Task instructions
Omit all pictures, then print the entries exactly.

*** Records shown Section Begins ***

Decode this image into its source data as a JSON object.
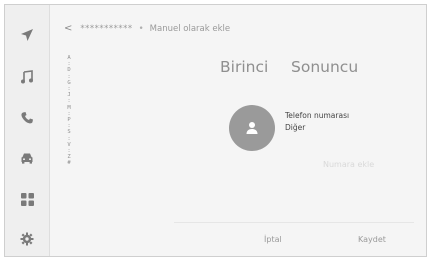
{
  "breadcrumb": {
    "back_icon": "chevron-left-icon",
    "masked_name": "***********",
    "separator": "•",
    "current": "Manuel olarak ekle"
  },
  "sidebar": {
    "items": [
      {
        "icon": "navigation-arrow-icon"
      },
      {
        "icon": "music-note-icon"
      },
      {
        "icon": "phone-icon",
        "active": true
      },
      {
        "icon": "car-icon"
      },
      {
        "icon": "apps-grid-icon"
      },
      {
        "icon": "gear-icon"
      }
    ]
  },
  "alpha_index": {
    "letters": "A\n:\nD\n:\nG\n:\nJ\n:\nM\n:\nP\n:\nS\n:\nV\n:\nZ\n#"
  },
  "contact": {
    "first_name": "Birinci",
    "last_name": "Sonuncu",
    "phone_label": "Telefon numarası",
    "phone_type": "Diğer",
    "add_number": "Numara ekle"
  },
  "actions": {
    "cancel": "İptal",
    "save": "Kaydet"
  }
}
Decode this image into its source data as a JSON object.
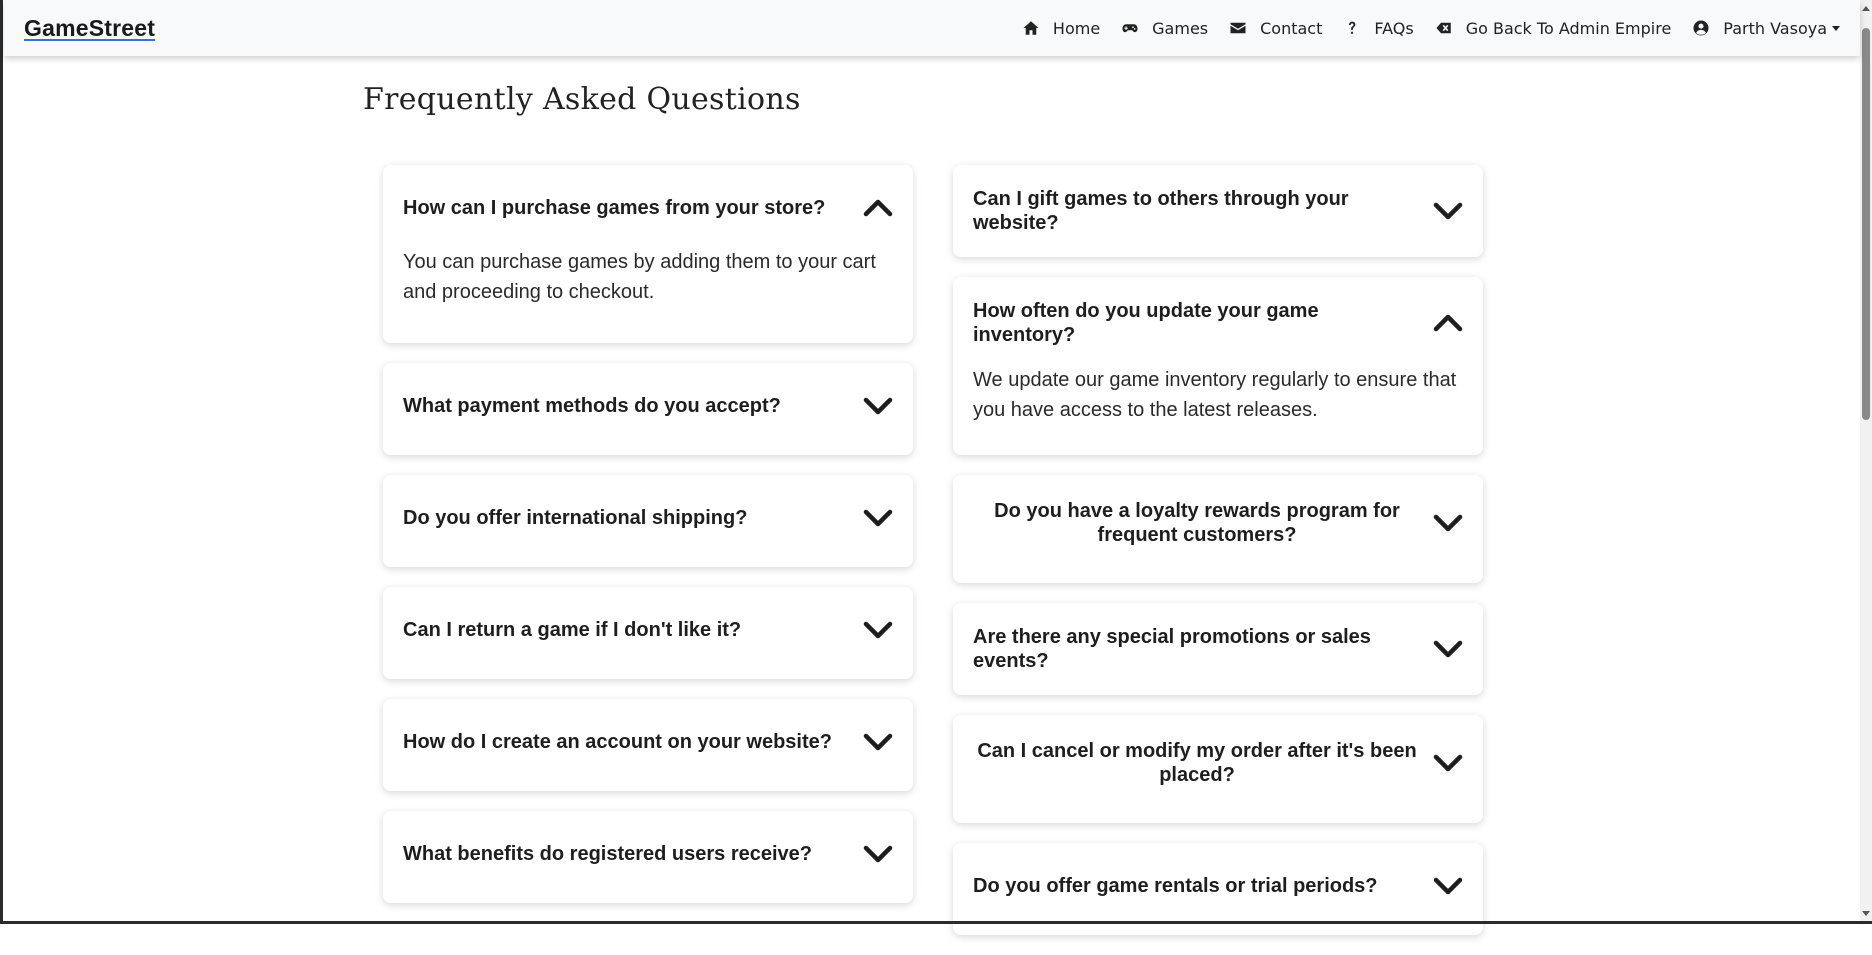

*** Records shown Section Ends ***

Answer section
Decode this image into its source data as a JSON object.
{
  "breadcrumb": {
    "back_icon": "chevron-left-icon",
    "masked_name": "***********",
    "separator": "•",
    "current": "Manuel olarak ekle"
  },
  "sidebar": {
    "items": [
      {
        "icon": "navigation-arrow-icon"
      },
      {
        "icon": "music-note-icon"
      },
      {
        "icon": "phone-icon",
        "active": true
      },
      {
        "icon": "car-icon"
      },
      {
        "icon": "apps-grid-icon"
      },
      {
        "icon": "gear-icon"
      }
    ]
  },
  "alpha_index": {
    "letters": "A\n:\nD\n:\nG\n:\nJ\n:\nM\n:\nP\n:\nS\n:\nV\n:\nZ\n#"
  },
  "contact": {
    "first_name": "Birinci",
    "last_name": "Sonuncu",
    "phone_label": "Telefon numarası",
    "phone_type": "Diğer",
    "add_number": "Numara ekle"
  },
  "actions": {
    "cancel": "İptal",
    "save": "Kaydet"
  }
}
Decode this image into its source data as a JSON object.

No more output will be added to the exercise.